In just four months, high-doses of vitamin D reduce arterial stiffness in young, overweight/obese, vitamin-deficient, but otherwise still healthy African-Americans, researchers say.
Rigid artery walls are an independent predictor of cardiovascular- related disease and death and vitamin D deficiency appears to be a contributor, says Dr. Yanbin Dong, geneticist and cardiologist at the Georgia Prevention Institute at the Medical College of Georgia at Augusta University. (more…)
Despite decades long prevention and treatment efforts, cardiovascular (CV) disease continues to be the leading cause of death worldwide. Early detection of CV disease can allow for interventions to prevent heart attack and stroke, including smoking cessation, medications such as a statins, blood pressure control, weight management, exercise, and improved diet. A new study published online first today in the journal Vascular Medicine, focuses on a novel risk factor for cardiovascular disease that rarely receives attention — erectile dysfunction. (more…)
Varenicline, one of the most commonly prescribed drugs for helping people quit smoking, may put them at higher risk for a cardiovascular event, according to new research published online in the American Journal of Respiratory and Critical Care Medicine.
In “Cardiovascular and Neuropsychiatric Events Following Varenicline Use for Smoking Cessation,” researchers in Canada report that in an observational, self-controlled trial, patients prescribed varenicline (Chantix in the U.S.; Champix in Canada and Europe) were 34 percent more likely to have an emergency department visit or hospitalization for a cardiovascular event while taking the drug. Among those patients who had not previously experienced a cardiovascular event, the increased incidence was only 12 percent. (more…)
Compared to married heart disease patients, being unmarried was associated with a higher risk of dying, according to new research in Journal of the American Heart Association, the Open Access Journal of the American Heart Association/American Stroke Association.
Scientists have known that divorced individuals are at increased risk for death in general. However, few studies have evaluated the relationship between adverse cardiovascular outcomes and marital status in patients with known or suspected coronary artery disease. (more…)
SAFE wishes you a very happy Christmas and a healthy and successful New Year!

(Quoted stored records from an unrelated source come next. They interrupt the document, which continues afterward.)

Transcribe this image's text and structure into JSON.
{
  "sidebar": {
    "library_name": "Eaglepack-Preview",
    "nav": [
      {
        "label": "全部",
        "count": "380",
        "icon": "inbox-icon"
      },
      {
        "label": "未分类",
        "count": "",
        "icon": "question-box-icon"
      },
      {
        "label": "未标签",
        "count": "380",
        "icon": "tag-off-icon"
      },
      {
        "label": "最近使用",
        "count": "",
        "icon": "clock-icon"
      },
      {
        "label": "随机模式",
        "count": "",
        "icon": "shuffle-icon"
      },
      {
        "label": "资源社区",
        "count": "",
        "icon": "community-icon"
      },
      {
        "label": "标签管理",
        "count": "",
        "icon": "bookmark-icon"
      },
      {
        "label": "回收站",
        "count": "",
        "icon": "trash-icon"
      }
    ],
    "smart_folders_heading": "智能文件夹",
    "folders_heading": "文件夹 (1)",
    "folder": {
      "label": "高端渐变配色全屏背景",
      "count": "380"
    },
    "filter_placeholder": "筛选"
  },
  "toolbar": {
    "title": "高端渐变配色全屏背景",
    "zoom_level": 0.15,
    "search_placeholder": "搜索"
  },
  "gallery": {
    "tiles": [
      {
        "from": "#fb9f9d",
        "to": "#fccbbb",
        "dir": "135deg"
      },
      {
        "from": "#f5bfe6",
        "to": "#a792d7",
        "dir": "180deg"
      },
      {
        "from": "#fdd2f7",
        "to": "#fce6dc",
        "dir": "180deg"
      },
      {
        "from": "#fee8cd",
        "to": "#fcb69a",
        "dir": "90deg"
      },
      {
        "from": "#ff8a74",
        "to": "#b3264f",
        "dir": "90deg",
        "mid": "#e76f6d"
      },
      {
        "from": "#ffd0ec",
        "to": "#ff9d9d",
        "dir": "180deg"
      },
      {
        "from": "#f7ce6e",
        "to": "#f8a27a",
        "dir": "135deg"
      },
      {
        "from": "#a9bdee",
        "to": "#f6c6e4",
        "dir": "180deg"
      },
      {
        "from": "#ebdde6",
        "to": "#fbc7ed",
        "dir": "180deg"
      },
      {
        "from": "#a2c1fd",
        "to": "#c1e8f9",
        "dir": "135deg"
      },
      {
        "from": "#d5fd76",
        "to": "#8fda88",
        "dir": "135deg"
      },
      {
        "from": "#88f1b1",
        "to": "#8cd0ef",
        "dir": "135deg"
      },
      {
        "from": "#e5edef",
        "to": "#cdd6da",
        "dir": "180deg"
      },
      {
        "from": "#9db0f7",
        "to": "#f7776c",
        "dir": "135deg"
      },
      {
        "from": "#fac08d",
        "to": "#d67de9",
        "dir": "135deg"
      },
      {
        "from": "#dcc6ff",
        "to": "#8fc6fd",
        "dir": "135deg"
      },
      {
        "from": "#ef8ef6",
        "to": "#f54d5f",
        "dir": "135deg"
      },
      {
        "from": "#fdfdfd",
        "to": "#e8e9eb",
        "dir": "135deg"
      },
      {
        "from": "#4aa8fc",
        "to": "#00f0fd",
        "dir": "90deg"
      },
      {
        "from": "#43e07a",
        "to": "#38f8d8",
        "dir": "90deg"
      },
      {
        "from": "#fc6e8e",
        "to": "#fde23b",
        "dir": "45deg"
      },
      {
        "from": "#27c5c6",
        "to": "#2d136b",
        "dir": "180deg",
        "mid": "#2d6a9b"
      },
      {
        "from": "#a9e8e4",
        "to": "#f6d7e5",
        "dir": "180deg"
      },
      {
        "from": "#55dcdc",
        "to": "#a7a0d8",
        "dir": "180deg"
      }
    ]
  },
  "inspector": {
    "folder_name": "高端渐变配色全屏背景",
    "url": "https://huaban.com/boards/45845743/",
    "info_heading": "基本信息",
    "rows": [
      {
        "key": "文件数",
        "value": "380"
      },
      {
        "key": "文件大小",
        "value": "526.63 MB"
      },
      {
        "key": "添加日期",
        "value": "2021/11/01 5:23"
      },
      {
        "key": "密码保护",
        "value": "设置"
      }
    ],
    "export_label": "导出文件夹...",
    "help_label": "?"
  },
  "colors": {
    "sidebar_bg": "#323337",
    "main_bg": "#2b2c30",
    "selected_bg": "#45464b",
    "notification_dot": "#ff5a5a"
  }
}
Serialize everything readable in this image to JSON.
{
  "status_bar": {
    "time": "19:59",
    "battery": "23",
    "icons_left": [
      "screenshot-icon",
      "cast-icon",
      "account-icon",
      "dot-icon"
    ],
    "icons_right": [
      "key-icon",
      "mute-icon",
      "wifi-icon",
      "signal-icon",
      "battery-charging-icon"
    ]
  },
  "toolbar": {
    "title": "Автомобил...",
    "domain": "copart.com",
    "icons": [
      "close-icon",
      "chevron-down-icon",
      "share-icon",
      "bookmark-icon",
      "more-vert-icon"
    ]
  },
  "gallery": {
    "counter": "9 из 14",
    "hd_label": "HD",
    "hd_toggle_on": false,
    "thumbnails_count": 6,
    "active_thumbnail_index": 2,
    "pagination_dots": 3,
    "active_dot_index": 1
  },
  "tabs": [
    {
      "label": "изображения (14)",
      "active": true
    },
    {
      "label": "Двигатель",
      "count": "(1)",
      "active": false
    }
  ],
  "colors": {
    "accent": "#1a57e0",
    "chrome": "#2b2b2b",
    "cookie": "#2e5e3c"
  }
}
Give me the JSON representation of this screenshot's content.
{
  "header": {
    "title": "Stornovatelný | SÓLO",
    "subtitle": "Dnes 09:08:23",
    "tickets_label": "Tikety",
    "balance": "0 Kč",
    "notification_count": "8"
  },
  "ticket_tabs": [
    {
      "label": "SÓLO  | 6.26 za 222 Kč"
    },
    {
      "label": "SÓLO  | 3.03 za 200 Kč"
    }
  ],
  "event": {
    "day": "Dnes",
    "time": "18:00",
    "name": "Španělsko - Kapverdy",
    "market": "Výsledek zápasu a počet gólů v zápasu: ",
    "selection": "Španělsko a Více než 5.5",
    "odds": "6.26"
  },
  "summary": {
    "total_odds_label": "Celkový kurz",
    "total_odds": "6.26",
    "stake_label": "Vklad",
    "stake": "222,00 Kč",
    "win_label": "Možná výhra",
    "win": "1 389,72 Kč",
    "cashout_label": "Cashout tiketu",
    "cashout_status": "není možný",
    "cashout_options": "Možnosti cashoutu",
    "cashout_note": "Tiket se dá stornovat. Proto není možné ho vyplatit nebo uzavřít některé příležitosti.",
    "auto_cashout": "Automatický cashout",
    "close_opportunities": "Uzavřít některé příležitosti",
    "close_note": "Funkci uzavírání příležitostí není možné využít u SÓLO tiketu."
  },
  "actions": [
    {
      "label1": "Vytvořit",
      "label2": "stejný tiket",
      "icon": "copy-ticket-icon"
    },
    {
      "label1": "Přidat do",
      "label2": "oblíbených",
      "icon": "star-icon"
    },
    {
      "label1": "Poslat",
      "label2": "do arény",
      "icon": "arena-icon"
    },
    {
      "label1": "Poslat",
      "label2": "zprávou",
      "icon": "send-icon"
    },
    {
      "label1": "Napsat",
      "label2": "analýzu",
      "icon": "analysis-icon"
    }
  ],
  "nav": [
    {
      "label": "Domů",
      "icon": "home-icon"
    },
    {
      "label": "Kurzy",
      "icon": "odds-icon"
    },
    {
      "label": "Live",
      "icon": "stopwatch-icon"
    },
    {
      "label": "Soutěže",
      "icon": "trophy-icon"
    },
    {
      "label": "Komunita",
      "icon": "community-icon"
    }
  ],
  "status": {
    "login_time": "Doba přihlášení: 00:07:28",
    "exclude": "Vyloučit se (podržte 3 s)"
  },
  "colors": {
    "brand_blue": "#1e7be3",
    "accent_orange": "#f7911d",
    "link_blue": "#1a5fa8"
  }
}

In women with heart disease, constriction of peripheral vessels during mental stress affects the heart circulation more than men’s, potentially raising women’s risk of heart-related events and death, according to new research in Arteriosclerosis, Thrombosis and Vascular Biology, an American Heart Association journal. (more…)